» **WHAT YOU ARE ASKED TO DO**:
Among the lines of the records below, copy those that hold the word "link".

» **RECORDS FOR THE TASK**:
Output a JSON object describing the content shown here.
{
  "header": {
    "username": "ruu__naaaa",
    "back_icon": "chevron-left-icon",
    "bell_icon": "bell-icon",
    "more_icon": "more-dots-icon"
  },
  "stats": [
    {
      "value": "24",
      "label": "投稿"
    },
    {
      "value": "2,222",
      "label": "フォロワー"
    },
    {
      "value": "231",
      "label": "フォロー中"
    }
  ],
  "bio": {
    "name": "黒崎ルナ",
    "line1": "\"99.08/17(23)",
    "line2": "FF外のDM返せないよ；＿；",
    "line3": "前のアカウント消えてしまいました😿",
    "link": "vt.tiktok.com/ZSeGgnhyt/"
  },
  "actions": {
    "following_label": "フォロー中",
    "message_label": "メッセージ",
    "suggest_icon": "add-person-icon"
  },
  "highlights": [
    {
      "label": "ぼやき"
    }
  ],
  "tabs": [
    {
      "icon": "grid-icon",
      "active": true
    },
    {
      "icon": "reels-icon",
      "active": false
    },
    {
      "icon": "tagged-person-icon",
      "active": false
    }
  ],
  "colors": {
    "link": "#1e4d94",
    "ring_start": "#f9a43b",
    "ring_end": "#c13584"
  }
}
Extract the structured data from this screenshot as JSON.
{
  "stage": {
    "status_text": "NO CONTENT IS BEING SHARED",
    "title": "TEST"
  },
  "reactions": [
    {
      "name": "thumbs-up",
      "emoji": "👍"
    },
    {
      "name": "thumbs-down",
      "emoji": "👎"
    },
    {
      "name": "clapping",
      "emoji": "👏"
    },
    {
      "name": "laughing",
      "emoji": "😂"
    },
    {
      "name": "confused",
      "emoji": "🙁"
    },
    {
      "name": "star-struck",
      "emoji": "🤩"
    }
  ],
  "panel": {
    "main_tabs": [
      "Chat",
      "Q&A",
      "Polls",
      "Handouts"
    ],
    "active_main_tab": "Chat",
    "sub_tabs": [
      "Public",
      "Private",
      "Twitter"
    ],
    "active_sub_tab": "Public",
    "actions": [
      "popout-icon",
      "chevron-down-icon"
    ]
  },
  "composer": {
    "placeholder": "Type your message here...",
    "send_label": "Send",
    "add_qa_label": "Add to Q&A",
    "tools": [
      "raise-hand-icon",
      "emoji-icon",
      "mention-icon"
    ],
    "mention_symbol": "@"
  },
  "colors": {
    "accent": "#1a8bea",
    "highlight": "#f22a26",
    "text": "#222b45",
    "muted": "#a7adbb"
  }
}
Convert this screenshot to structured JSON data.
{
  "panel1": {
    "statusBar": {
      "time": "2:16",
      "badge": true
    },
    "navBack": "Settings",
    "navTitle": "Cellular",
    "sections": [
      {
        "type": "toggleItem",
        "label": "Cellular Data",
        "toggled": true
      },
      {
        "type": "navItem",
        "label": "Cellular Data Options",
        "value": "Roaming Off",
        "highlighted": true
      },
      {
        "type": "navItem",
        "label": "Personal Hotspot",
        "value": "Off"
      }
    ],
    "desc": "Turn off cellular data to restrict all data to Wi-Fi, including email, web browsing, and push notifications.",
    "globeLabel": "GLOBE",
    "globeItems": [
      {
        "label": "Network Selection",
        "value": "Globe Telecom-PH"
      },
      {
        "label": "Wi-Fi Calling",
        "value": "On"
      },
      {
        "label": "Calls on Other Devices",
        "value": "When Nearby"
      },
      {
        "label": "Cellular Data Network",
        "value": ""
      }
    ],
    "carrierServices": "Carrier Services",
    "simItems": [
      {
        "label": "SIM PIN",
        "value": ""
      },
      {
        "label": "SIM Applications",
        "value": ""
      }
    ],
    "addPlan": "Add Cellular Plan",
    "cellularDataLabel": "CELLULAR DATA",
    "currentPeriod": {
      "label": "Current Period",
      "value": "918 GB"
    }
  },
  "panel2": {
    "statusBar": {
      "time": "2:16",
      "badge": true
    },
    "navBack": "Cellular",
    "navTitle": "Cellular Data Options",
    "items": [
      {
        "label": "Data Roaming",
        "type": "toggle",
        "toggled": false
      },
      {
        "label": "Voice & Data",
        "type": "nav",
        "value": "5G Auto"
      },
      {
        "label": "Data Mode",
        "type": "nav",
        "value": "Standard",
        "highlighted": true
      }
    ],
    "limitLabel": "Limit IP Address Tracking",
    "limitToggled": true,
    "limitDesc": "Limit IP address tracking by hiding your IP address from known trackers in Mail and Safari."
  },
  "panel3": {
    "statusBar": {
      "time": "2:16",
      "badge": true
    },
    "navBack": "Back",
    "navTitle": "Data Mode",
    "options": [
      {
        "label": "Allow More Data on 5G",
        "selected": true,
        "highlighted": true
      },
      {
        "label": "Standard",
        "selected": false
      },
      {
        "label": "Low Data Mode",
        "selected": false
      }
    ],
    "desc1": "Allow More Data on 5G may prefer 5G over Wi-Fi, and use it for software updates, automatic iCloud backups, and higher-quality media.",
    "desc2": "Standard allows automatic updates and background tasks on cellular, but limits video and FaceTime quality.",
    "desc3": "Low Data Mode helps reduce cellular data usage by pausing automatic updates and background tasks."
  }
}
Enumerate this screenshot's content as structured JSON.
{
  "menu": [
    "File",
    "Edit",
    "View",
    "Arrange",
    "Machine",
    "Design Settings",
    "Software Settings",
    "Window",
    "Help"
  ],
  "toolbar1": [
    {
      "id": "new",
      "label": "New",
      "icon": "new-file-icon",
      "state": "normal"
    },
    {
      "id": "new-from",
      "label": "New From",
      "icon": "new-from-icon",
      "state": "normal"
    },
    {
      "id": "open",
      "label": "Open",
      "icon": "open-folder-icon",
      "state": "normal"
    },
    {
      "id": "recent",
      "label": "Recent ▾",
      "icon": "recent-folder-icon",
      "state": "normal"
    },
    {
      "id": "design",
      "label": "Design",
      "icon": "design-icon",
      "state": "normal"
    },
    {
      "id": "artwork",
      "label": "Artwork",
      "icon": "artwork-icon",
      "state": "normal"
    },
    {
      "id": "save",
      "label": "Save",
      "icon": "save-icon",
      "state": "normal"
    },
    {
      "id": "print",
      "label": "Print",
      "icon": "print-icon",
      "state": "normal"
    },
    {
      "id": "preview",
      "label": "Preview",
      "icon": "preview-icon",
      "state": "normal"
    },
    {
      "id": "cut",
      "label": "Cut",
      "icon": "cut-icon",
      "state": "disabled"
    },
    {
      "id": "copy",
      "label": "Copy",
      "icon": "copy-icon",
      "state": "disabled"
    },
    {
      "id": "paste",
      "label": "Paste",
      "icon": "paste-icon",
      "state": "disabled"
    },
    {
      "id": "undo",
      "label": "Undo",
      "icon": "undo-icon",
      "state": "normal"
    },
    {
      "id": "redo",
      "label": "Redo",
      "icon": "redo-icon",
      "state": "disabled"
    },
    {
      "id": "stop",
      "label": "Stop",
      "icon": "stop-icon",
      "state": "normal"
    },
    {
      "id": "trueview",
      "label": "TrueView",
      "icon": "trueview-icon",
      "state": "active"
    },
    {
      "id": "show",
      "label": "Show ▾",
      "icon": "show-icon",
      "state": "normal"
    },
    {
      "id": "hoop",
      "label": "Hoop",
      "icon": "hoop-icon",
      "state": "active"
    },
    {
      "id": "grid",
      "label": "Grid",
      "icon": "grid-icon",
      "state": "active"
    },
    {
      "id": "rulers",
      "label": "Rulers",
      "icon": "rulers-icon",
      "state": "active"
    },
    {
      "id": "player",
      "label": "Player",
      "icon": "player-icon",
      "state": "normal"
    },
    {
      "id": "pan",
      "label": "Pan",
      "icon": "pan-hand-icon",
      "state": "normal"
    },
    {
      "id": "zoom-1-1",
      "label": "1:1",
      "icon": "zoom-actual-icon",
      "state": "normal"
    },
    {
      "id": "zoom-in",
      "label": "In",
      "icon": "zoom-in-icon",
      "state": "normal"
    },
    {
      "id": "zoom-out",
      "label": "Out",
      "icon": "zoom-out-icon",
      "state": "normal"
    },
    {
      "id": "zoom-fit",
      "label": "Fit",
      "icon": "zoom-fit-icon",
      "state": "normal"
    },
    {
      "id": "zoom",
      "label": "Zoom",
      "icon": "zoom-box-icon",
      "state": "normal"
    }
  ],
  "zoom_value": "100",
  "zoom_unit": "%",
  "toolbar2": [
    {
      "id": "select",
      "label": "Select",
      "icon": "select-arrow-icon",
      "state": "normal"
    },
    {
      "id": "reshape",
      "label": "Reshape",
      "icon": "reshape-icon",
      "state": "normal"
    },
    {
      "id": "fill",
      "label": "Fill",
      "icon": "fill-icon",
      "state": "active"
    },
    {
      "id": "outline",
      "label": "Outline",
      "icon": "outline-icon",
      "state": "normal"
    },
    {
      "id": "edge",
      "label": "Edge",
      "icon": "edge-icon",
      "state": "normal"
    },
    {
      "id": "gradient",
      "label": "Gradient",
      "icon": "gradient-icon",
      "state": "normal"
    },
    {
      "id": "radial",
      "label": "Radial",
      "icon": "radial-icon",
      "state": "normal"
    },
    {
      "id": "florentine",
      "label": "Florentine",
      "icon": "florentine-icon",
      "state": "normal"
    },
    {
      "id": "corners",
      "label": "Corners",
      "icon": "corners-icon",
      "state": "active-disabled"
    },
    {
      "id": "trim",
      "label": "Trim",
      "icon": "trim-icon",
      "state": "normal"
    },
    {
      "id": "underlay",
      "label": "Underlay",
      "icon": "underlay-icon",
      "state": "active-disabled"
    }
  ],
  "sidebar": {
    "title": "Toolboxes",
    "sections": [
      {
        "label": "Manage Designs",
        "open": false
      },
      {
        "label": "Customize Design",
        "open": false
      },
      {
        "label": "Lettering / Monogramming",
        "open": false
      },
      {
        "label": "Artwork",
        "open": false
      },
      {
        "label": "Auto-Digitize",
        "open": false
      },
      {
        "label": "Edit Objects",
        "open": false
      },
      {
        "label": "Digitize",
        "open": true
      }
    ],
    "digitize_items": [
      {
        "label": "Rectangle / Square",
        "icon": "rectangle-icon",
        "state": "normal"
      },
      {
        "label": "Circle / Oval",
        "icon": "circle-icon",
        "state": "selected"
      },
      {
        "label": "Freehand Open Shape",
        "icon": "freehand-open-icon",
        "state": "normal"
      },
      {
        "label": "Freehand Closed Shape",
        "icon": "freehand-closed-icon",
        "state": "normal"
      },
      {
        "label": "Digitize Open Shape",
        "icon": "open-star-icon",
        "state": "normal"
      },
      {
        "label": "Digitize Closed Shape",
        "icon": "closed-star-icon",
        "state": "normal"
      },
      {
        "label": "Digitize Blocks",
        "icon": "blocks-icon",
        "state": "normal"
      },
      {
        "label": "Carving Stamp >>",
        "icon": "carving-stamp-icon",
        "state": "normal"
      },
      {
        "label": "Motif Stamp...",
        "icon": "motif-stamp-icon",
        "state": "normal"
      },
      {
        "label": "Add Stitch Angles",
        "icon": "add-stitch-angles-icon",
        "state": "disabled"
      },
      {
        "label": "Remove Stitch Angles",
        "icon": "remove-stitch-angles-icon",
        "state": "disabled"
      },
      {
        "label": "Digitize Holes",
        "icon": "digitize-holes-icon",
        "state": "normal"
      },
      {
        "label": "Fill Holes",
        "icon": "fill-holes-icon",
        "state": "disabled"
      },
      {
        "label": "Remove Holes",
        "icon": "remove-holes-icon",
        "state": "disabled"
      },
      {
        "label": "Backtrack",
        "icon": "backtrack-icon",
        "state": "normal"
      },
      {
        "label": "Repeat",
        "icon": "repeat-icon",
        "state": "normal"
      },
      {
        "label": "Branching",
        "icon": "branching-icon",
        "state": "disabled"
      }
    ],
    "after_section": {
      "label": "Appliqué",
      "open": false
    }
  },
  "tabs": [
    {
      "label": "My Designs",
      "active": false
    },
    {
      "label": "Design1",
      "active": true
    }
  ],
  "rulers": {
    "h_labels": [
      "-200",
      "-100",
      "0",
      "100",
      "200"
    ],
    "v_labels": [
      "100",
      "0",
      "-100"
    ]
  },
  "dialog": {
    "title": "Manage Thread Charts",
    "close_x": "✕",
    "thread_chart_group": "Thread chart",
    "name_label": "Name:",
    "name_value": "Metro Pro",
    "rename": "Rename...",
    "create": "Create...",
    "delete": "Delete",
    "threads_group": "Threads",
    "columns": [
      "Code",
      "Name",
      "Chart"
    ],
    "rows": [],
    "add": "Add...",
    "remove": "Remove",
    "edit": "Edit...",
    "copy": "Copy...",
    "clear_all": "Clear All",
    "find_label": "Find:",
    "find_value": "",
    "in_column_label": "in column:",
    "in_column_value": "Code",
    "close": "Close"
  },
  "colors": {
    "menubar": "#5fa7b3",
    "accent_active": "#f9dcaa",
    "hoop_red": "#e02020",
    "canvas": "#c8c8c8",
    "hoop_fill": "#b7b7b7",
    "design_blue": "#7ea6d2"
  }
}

» **TASK RESPONSE**:
    "link": "vt.tiktok.com/ZSeGgnhyt/"
    "link": "#1e4d94",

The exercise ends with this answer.